When it comes to content analytics, journalists and editors mostly fall into two categories: datavors and dataphobes.
But the sheer volume of metrics available today can leave even the most ardent data enthusiast in a cold sweat. What metrics are important to look at? And how do we use them?
"The problem that we have as an industry is that we are using metrics that were never designed for us in the first place."
Kuntze explained that most browser metrics were designed for advertisers, so they are industry inappropriate and do not offer any insights into how your human readers interact with and appreciate your online content.
Another problem is that newsrooms find themselves optimising for one single metric, say, page views, that may not benefit their business.
"It doesn't matter how many times an article has been read but how readers engaged with it and how loyal they are to your brand, especially if your content is paid-for," said Kuntze.
Read depth is one of the best way to measure how much your readers appreciate the content. If editors see that only 10 percent of people made it past the first paragraph, they know there is a problem and can start finding solutions.

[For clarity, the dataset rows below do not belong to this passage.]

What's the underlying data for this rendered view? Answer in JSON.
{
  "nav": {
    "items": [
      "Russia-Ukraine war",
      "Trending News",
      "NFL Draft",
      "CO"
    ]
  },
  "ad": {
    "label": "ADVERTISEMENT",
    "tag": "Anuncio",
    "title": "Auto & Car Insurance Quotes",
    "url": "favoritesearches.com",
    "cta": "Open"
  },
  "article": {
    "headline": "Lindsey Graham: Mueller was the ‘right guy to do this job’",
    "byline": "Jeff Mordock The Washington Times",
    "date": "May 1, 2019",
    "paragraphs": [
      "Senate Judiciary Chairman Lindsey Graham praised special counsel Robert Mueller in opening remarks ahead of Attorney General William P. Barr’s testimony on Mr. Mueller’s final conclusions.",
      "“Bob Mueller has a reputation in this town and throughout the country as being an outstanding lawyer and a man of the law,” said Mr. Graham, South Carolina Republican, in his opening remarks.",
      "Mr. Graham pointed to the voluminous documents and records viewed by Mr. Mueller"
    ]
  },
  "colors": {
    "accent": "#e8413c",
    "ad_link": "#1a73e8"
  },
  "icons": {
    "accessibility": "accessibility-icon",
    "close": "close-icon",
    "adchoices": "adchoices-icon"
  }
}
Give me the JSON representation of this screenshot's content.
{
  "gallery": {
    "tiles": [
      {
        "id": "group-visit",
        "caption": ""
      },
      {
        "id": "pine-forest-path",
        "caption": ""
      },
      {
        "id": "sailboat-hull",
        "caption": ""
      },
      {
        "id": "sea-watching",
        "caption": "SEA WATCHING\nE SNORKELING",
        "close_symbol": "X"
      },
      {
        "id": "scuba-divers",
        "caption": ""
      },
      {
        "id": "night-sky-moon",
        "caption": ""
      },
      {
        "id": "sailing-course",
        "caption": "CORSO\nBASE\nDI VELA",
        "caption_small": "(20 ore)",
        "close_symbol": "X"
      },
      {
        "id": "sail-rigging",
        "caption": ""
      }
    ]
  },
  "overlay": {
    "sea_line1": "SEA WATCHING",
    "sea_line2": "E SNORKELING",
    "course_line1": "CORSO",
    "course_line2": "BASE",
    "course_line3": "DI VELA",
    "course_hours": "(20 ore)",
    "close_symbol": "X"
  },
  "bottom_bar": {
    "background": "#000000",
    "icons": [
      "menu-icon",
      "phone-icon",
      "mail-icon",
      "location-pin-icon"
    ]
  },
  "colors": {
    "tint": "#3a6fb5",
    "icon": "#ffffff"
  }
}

"Analytics are a tool for us to use, we are not a tool for analytics," said Kuntze.
"You can put your trust in numbers but you first need to know what those numbers represent."
One of the dangers of online analytics is that publishers tend to seek an industry benchmark and compete against others.
Instead, a meaningful way of using data is comparing your current performance with your best or average performance, so you only find yourself competing against the best version of yourself.
"Metrics that matter measure behaviour of readers, not of browsers," said Kuntze.
For example, one click on a page is what a browser records and says little about user engagement.
In comparison, when an actual human reader opens a page and interacts with it for at least 10 seconds, you can start to gain insights into readers' behaviour.
"Behavioural metrics are tricky to measure but they are vital to editors as browser metrics don't provide any useful information for content optimisation," explained Kuntze.
"When you look at success stories in the media industry, you would be hard-pressed to find a single one that hasn't been data-informed.
"And although that means a seismic shift from print culture to digital, getting analytics right is necessary for thriving in the era of digital publishing," she concludes.
Free daily newsletter
- 'Audiences are making a rational decision not to consume news products'
- 12 essential self-taught journalism skills
- Gina Chua, executive editor of Semafor, on a new brand of transparent journalism
- "Your reader's trust is something money cannot buy"
- Advertorial: Improving strategic content planning in your newsroom